I know she’s going to stop at Bixby Bridge for The Perfect Tourist Selfie. She does, right on cue. The drive gets far less frustrating south of McWay Falls which for some reason is closed today. No worries, I’ve been there many times before.
The coffee caught up with me and it was time for a break. I’m sitting on the cliff writing in my notebook and snacking. I haven’t stopped here before and it’s a nice view. This is a bit further south on Hwy 1 than I’ve been before, somewhere between McWay Falls and Ragged Point. I’ve done the stretch from LA to Mexico, LA to Santa Barbara, Santa Cruz north past San Francisco… so this part between Big Sur and Pismo Beach is the big Hwy 1 gap for me. It’s one of those bucket list kinds of drives that most people dream about — until they’re behind that tourist headed to Bixby Bridge of course.
Some bicyclists just cruised past. I hung behind them a few miles ago providing them with some safety in a fast downhill stretch. They appreciated that. I raced bikes in college (badly) so I get it. Passing them would be dangerous for everybody, so this way I could be helpful.
I’ve been listening to music that my buddy John H gave me years ago. Some of this I’ve never heard before. I wonder why. A lot of it is good.
The next stop is a brief pause at Ragged Point. This looks like a place I’d like to spend more time, so I note the lodging so I can bring my family here another day. I think they’d like it. It’s about noon and the light is awful so there’s no point in taking many pictures. I brought my little Panasonic Lumix superzoom for these snapshots, the Canon 5d Mk III for the quality stuff.
I read about the San Simeon elephant seal migration, so that’s the next destination. The seals are all females and juveniles. I see a lot of these guys around Año Nuevo and they’re beautiful. I can get much closer since there’s a fenced boardwalk without causing any problems for the wildlife. It’s a good opportunity to use the Canon and a telephoto lens. Lots of people now want to talk about photography topics and I’ve become that guy declining shots because “the light’s no good that direction.” A snapshot of an excellent subject in bad light is nowhere near as good as a mundane subject in quality light. So I politely decline with only the brief explanation.
A couple of hours later I rolled through San Louis Obispo and into my campsite near Pismo Beach.
I unloaded, setup camp, and explored my new surroundings a bit before visiting my friends.
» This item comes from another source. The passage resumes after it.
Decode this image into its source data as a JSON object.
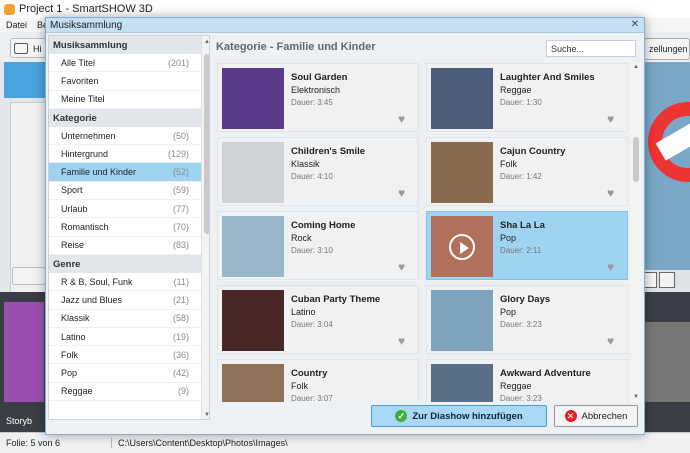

Funny thing, I had forgotten that this was a popular spot to drive on the beach. I don’t feel inclined to get stuck in the sand so far from home so I’ll pass this trip.